» TASK GOAL
Report back every line below that carries the word "document".

RAW DATA Block Start

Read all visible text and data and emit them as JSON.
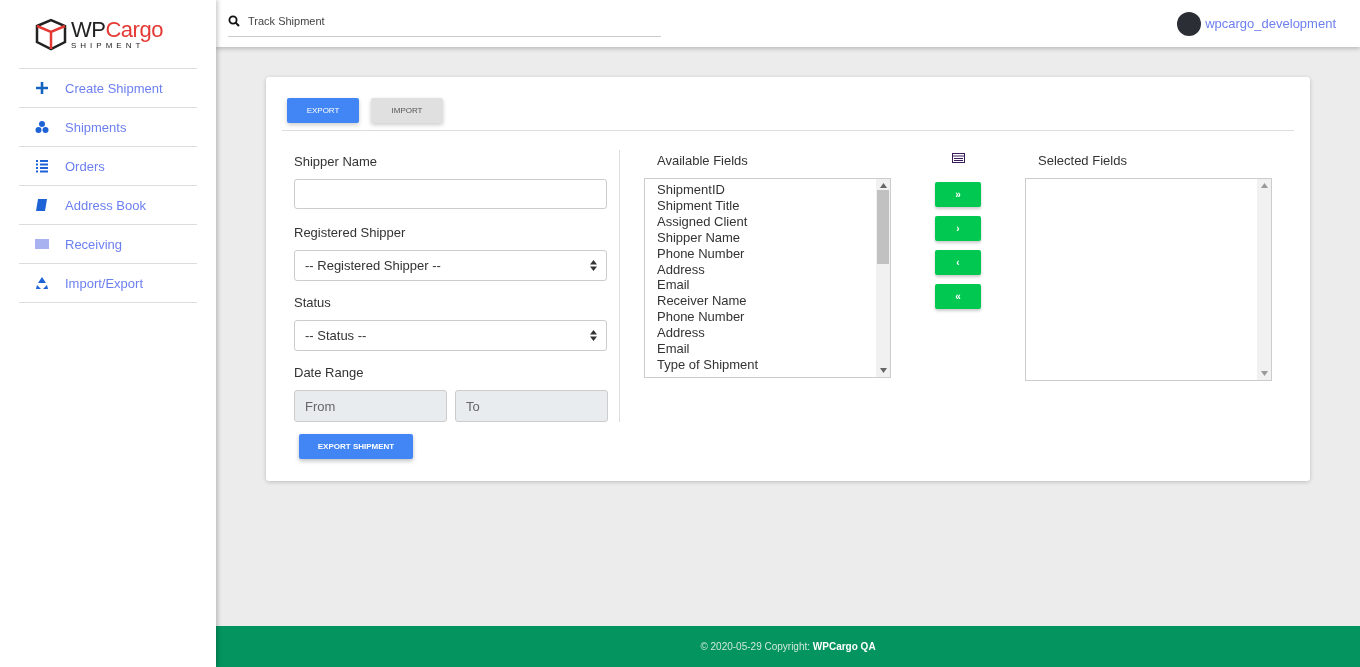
{
  "logo": {
    "prefix": "WP",
    "main": "Cargo",
    "sub": "SHIPMENT"
  },
  "sidebar": {
    "items": [
      {
        "label": "Create Shipment"
      },
      {
        "label": "Shipments"
      },
      {
        "label": "Orders"
      },
      {
        "label": "Address Book"
      },
      {
        "label": "Receiving"
      },
      {
        "label": "Import/Export"
      }
    ]
  },
  "search": {
    "placeholder": "Track Shipment"
  },
  "user": {
    "name": "wpcargo_development"
  },
  "tabs": [
    {
      "label": "EXPORT",
      "selected": true
    },
    {
      "label": "IMPORT",
      "selected": false
    }
  ],
  "form": {
    "shipper_name": {
      "label": "Shipper Name"
    },
    "registered_shipper": {
      "label": "Registered Shipper",
      "value": "-- Registered Shipper --"
    },
    "status": {
      "label": "Status",
      "value": "-- Status --"
    },
    "date_range": {
      "label": "Date Range",
      "from_placeholder": "From",
      "to_placeholder": "To"
    },
    "submit": "EXPORT SHIPMENT"
  },
  "available_fields": {
    "label": "Available Fields",
    "items": [
      "ShipmentID",
      "Shipment Title",
      "Assigned Client",
      "Shipper Name",
      "Phone Number",
      "Address",
      "Email",
      "Receiver Name",
      "Phone Number",
      "Address",
      "Email",
      "Type of Shipment"
    ]
  },
  "move_buttons": [
    "»",
    "›",
    "‹",
    "«"
  ],
  "selected_fields": {
    "label": "Selected Fields"
  },
  "footer": "© 2020-05-29 Copyright: **WPCargo QA**"
}
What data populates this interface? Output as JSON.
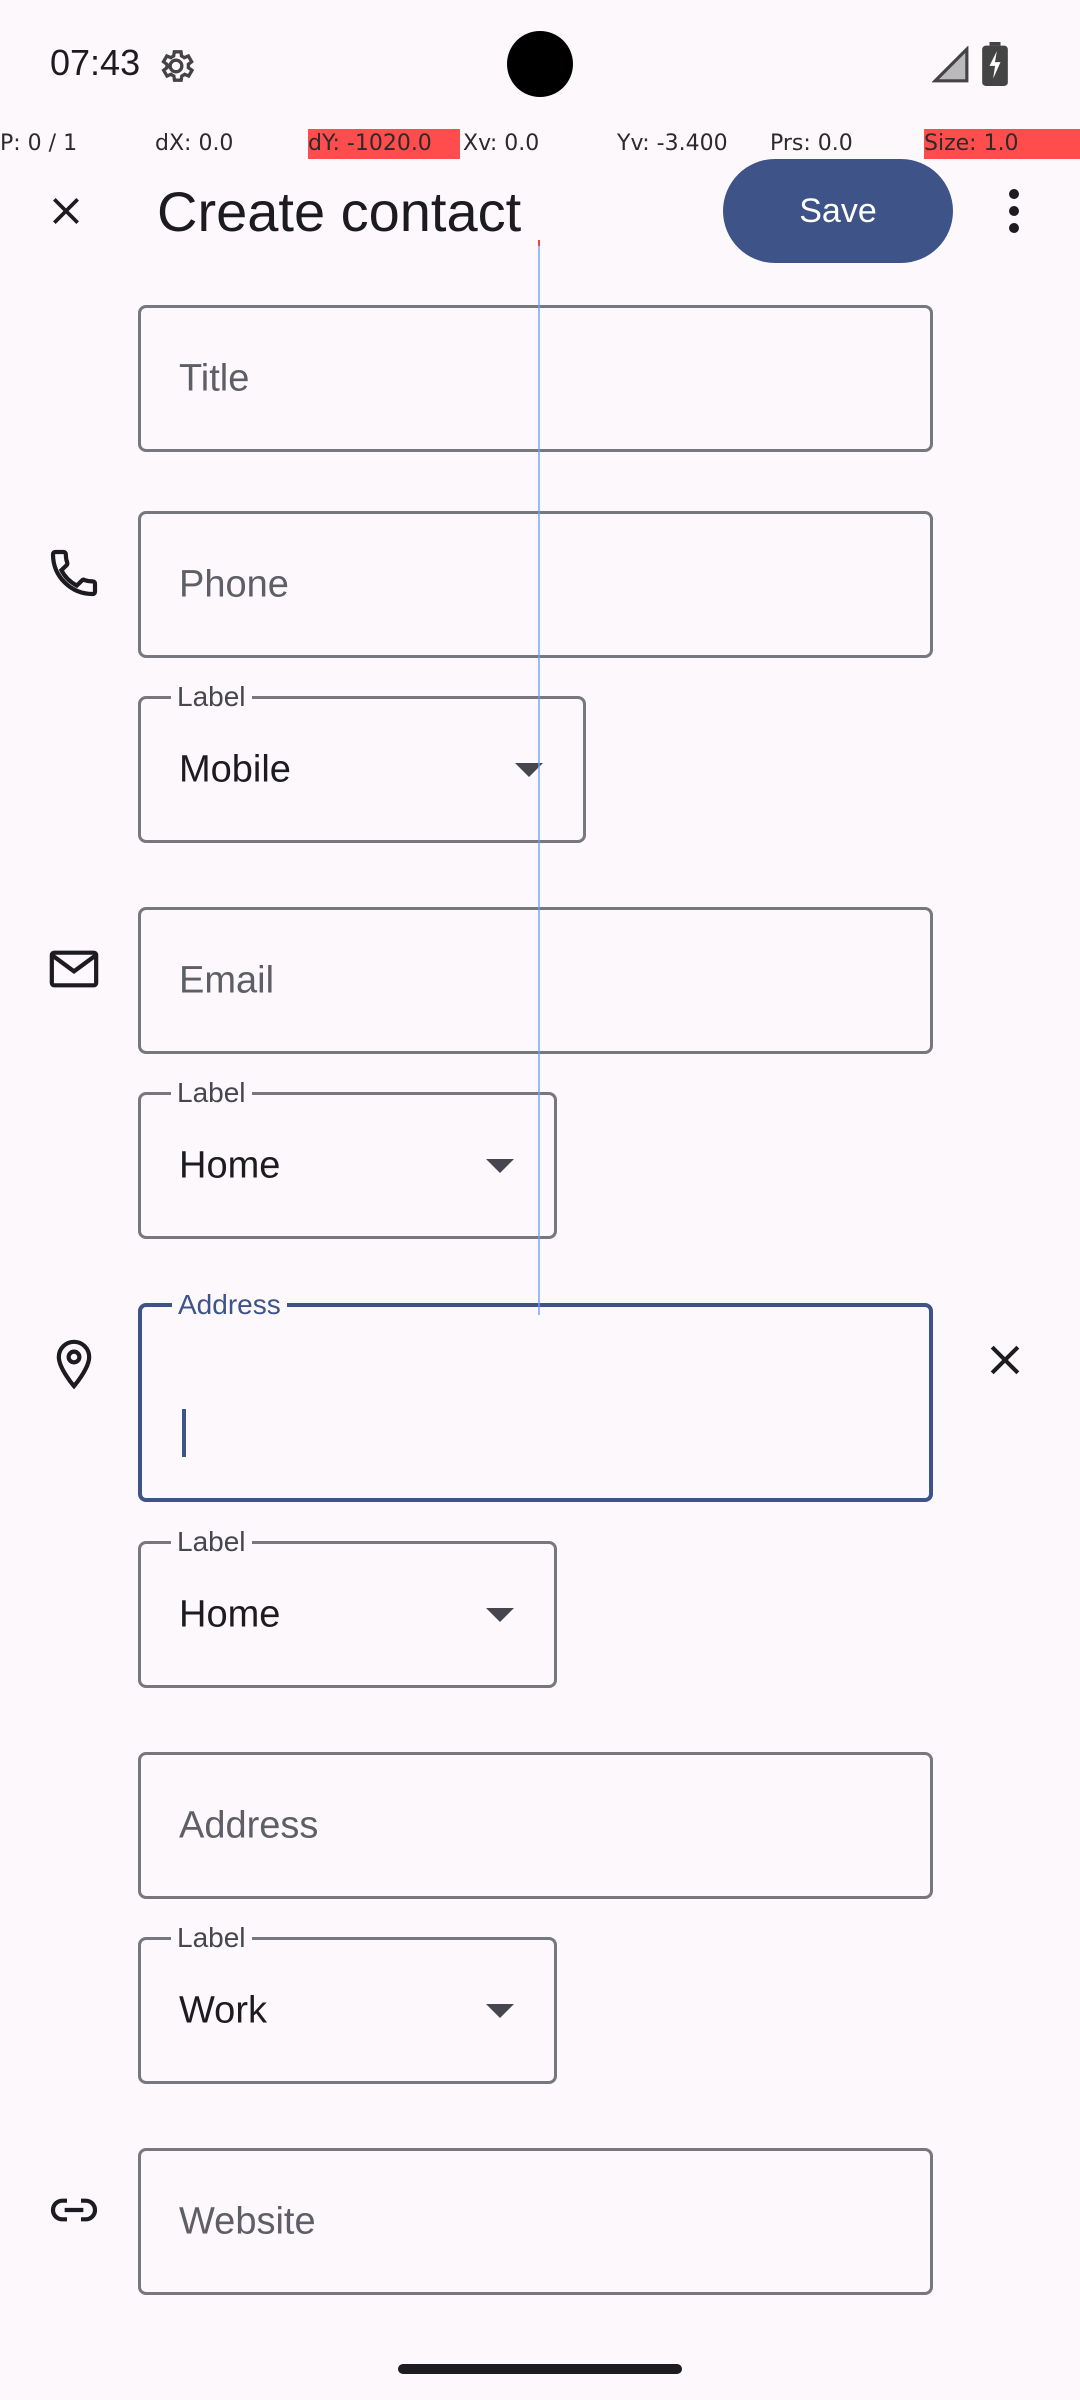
{
  "status_bar": {
    "time": "07:43"
  },
  "debug": {
    "p": "P: 0 / 1",
    "dx": "dX: 0.0",
    "dy": "dY: -1020.0",
    "xv": "Xv: 0.0",
    "yv": "Yv: -3.400",
    "prs": "Prs: 0.0",
    "size": "Size: 1.0"
  },
  "app_bar": {
    "title": "Create contact",
    "save_label": "Save"
  },
  "form": {
    "title_placeholder": "Title",
    "phone_placeholder": "Phone",
    "phone_label": {
      "legend": "Label",
      "value": "Mobile"
    },
    "email_placeholder": "Email",
    "email_label": {
      "legend": "Label",
      "value": "Home"
    },
    "address1": {
      "legend": "Address",
      "value": ""
    },
    "address1_label": {
      "legend": "Label",
      "value": "Home"
    },
    "address2_placeholder": "Address",
    "address2_label": {
      "legend": "Label",
      "value": "Work"
    },
    "website_placeholder": "Website"
  },
  "colors": {
    "accent": "#3E5387",
    "background": "#FCF8FC",
    "outline": "#77777E"
  }
}
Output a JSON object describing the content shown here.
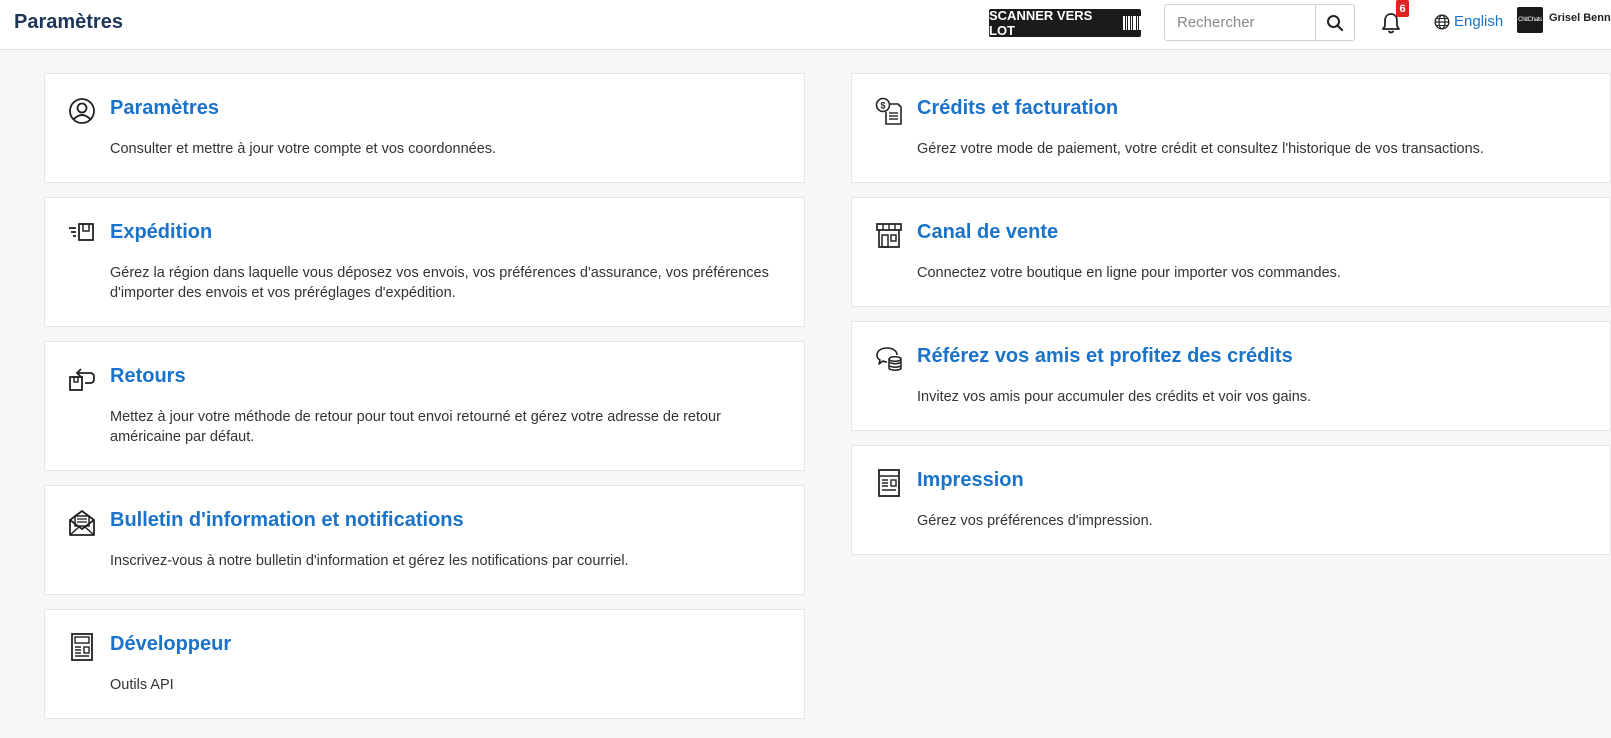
{
  "header": {
    "title": "Paramètres",
    "scan_label": "SCANNER VERS LOT",
    "search_placeholder": "Rechercher",
    "notification_count": "6",
    "language_label": "English",
    "avatar_text": "ChitChats",
    "user_name": "Grisel Benn"
  },
  "colors": {
    "accent": "#1a73c8",
    "badge": "#e02424",
    "scan_button": "#1b1b1b"
  },
  "cards_left": [
    {
      "title": "Paramètres",
      "description": "Consulter et mettre à jour votre compte et vos coordonnées.",
      "icon": "user-circle-icon"
    },
    {
      "title": "Expédition",
      "description": "Gérez la région dans laquelle vous déposez vos envois, vos préférences d'assurance, vos préférences d'importer des envois et vos préréglages d'expédition.",
      "icon": "shipping-box-icon"
    },
    {
      "title": "Retours",
      "description": "Mettez à jour votre méthode de retour pour tout envoi retourné et gérez votre adresse de retour américaine par défaut.",
      "icon": "return-box-icon"
    },
    {
      "title": "Bulletin d'information et notifications",
      "description": "Inscrivez-vous à notre bulletin d'information et gérez les notifications par courriel.",
      "icon": "envelope-open-icon"
    },
    {
      "title": "Développeur",
      "description": "Outils API",
      "icon": "developer-document-icon"
    }
  ],
  "cards_right": [
    {
      "title": "Crédits et facturation",
      "description": "Gérez votre mode de paiement, votre crédit et consultez l'historique de vos transactions.",
      "icon": "billing-dollar-icon"
    },
    {
      "title": "Canal de vente",
      "description": "Connectez votre boutique en ligne pour importer vos commandes.",
      "icon": "storefront-icon"
    },
    {
      "title": "Référez vos amis et profitez des crédits",
      "description": "Invitez vos amis pour accumuler des crédits et voir vos gains.",
      "icon": "referral-coins-icon"
    },
    {
      "title": "Impression",
      "description": "Gérez vos préférences d'impression.",
      "icon": "printer-document-icon"
    }
  ]
}
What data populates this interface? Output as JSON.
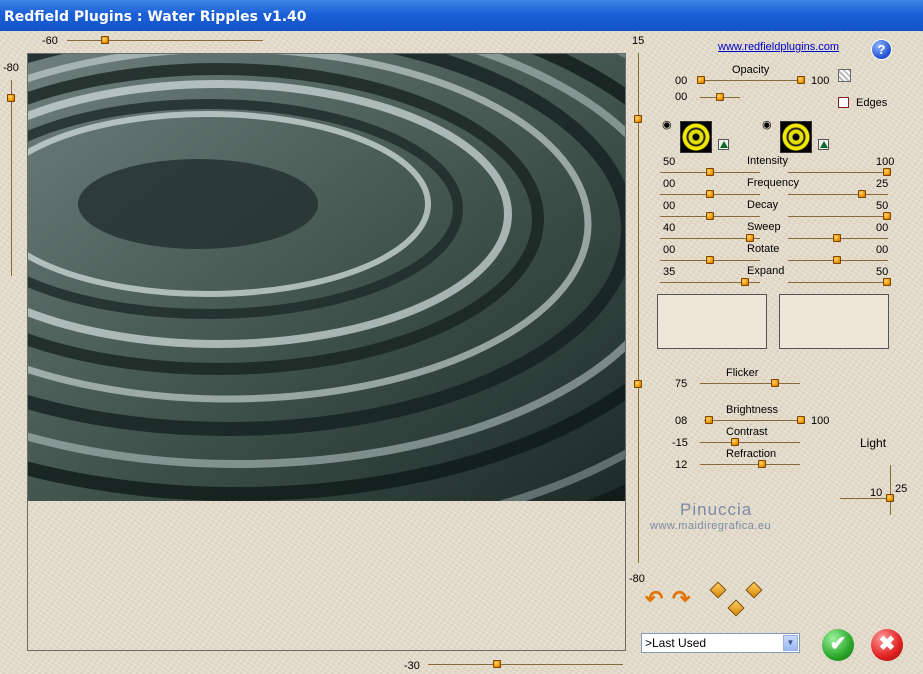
{
  "window": {
    "title": "Redfield Plugins : Water Ripples v1.40"
  },
  "header": {
    "link": "www.redfieldplugins.com",
    "help_icon": "?"
  },
  "preview": {
    "top_slider_value": "-60",
    "left_slider_value": "-80",
    "right_slider_top_value": "15",
    "right_slider_bottom_value": "-80",
    "bottom_slider_value": "-30"
  },
  "opacity": {
    "label": "Opacity",
    "left": "00",
    "right": "100",
    "second_value": "00"
  },
  "edges": {
    "label": "Edges",
    "checked": false
  },
  "ripple_params": [
    {
      "label": "Intensity",
      "left": "50",
      "right": "100"
    },
    {
      "label": "Frequency",
      "left": "00",
      "right": "25"
    },
    {
      "label": "Decay",
      "left": "00",
      "right": "50"
    },
    {
      "label": "Sweep",
      "left": "40",
      "right": "00"
    },
    {
      "label": "Rotate",
      "left": "00",
      "right": "00"
    },
    {
      "label": "Expand",
      "left": "35",
      "right": "50"
    }
  ],
  "light": {
    "flicker": {
      "label": "Flicker",
      "value": "75"
    },
    "brightness": {
      "label": "Brightness",
      "left": "08",
      "right": "100"
    },
    "contrast": {
      "label": "Contrast",
      "value": "-15"
    },
    "refraction": {
      "label": "Refraction",
      "value": "12"
    },
    "light_label": "Light",
    "light_v_value": "25",
    "light_h_value": "10"
  },
  "watermark": {
    "name": "Pinuccia",
    "site": "www.maidiregrafica.eu"
  },
  "footer": {
    "preset_select": ">Last Used",
    "ok_icon": "check-icon",
    "cancel_icon": "close-icon"
  },
  "colors": {
    "titlebar": "#1b5fd8",
    "knob": "#f29b00",
    "ok": "#2aa72a",
    "cancel": "#e02020",
    "water": "#4d6260"
  }
}
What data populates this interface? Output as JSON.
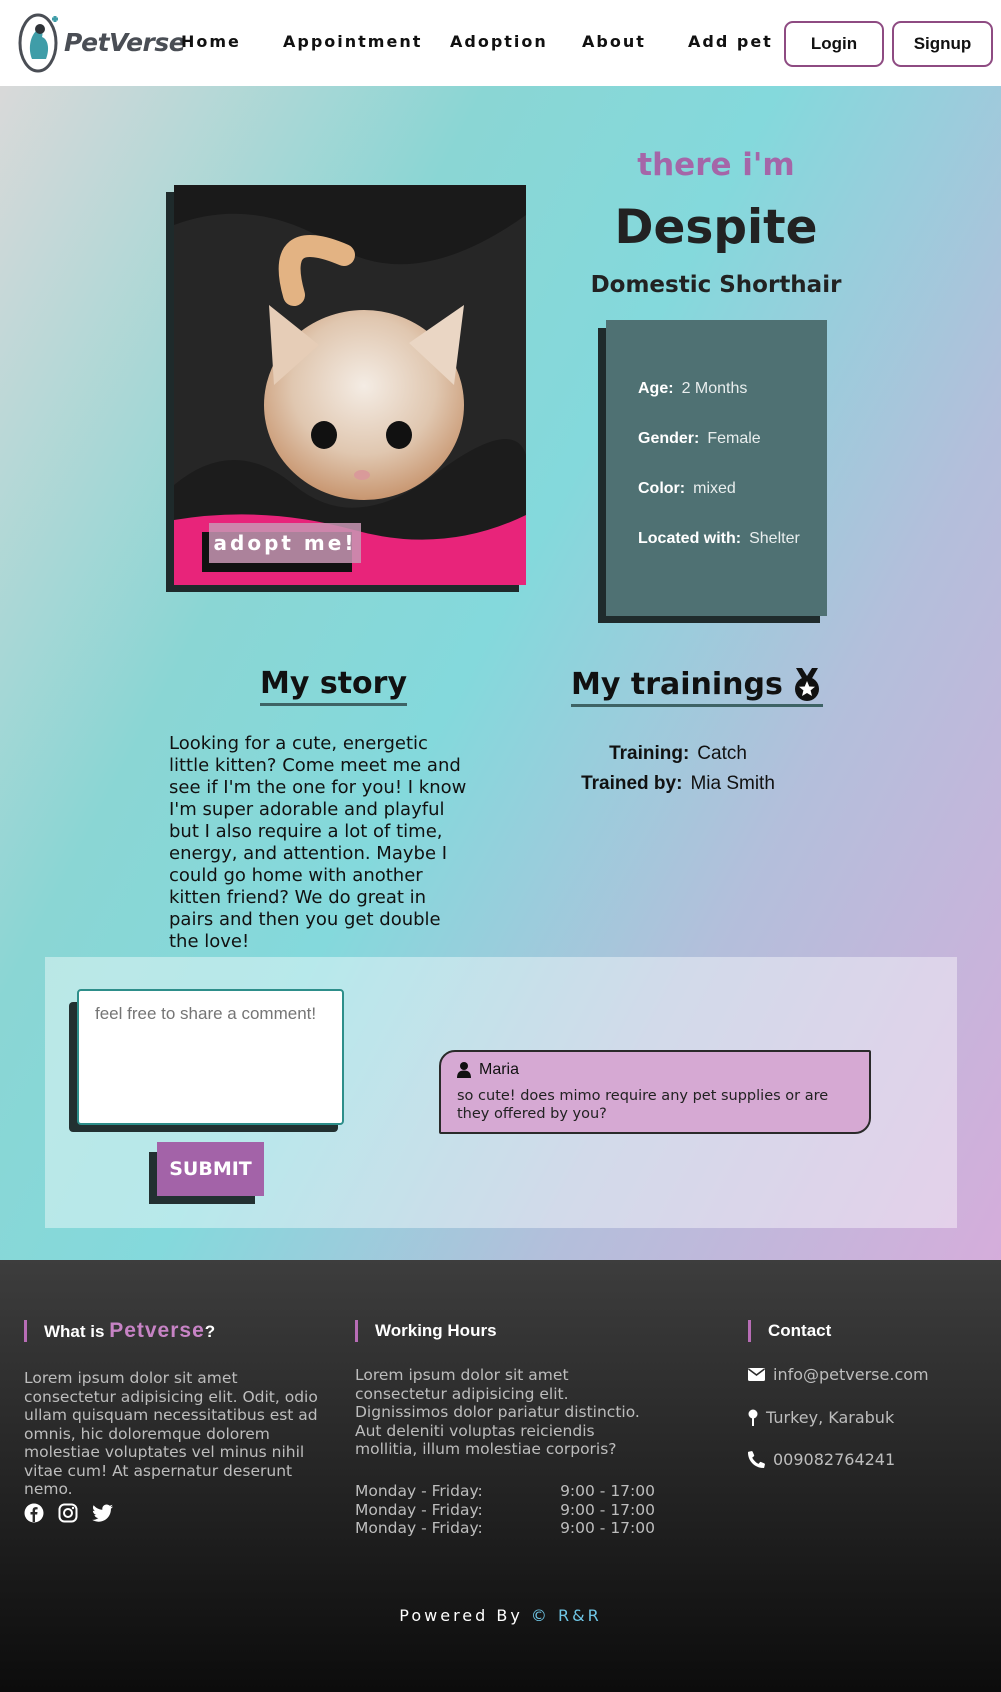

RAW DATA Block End

» SOLUTION TO THIS EXERCISE
      "icon": "developer-document-icon"
      "icon": "printer-document-icon"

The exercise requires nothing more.